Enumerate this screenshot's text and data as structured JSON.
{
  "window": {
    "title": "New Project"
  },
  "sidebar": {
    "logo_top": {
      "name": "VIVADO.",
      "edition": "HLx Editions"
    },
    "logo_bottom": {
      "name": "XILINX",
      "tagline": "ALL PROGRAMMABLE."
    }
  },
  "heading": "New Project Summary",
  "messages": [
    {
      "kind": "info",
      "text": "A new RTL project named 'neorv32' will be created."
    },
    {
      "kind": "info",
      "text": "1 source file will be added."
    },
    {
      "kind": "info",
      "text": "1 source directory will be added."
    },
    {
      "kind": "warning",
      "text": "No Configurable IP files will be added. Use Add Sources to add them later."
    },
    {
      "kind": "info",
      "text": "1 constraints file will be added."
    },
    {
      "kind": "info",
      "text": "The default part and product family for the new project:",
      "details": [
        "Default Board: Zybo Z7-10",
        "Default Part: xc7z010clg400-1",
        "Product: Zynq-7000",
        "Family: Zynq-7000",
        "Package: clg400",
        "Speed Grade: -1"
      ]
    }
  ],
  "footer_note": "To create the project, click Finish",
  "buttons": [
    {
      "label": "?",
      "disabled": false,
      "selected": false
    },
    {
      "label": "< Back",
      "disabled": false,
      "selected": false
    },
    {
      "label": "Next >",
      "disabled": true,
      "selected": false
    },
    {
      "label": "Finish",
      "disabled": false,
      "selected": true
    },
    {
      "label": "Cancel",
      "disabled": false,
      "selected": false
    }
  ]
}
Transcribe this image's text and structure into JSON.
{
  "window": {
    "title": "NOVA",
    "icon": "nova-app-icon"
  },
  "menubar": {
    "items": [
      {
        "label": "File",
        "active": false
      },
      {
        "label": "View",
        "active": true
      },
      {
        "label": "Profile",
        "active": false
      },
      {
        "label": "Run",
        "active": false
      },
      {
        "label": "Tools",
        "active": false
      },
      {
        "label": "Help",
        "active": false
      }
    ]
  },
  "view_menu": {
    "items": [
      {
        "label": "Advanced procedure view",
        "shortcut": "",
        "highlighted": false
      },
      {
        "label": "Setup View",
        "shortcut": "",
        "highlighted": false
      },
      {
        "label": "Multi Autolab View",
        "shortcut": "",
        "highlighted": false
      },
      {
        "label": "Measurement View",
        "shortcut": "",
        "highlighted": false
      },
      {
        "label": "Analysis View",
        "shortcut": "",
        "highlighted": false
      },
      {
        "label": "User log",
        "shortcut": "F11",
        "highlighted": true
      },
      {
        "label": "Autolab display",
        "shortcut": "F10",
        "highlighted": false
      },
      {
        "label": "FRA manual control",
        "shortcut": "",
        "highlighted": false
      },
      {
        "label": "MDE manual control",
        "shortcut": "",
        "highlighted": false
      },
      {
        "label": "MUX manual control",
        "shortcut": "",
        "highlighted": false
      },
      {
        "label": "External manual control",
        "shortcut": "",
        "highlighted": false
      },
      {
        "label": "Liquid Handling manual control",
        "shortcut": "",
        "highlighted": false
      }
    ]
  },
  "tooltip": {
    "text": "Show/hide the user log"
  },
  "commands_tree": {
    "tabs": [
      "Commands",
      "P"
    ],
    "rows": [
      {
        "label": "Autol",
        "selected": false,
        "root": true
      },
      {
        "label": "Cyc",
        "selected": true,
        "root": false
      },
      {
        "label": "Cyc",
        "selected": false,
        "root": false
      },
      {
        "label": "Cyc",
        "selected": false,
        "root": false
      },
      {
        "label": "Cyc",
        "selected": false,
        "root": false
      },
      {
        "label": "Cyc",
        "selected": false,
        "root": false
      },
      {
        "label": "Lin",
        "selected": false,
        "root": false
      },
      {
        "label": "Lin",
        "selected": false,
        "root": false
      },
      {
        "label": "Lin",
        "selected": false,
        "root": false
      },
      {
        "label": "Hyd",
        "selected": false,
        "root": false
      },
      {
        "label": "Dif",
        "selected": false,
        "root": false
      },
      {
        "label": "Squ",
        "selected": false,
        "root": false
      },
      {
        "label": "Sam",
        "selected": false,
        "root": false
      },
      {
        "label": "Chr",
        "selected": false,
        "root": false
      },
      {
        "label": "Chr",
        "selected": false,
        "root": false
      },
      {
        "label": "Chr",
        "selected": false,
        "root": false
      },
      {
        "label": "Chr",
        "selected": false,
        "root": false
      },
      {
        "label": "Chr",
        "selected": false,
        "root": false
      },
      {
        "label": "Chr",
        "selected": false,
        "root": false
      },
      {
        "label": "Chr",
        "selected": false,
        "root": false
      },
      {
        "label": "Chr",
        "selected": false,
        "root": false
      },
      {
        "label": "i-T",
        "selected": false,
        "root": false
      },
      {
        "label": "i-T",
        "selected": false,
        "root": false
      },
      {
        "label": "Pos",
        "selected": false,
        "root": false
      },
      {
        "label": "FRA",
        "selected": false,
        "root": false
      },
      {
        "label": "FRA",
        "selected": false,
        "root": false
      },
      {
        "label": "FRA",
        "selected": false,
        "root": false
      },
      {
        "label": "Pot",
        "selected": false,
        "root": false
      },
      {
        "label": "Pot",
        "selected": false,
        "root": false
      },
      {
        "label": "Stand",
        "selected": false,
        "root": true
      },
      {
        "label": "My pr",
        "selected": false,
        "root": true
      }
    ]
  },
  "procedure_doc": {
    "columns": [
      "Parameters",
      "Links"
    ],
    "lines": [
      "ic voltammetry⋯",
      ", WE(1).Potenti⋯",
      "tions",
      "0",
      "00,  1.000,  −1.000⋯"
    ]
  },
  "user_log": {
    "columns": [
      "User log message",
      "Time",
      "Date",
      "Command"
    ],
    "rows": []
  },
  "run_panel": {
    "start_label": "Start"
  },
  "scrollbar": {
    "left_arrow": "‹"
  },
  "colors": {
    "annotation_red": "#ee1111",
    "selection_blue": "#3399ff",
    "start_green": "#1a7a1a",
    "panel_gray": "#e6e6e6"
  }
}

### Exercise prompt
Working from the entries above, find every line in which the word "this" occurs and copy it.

### Your solution
Enumerate this screenshot's text and data as structured JSON.
Transcribe this image's text and structure into JSON.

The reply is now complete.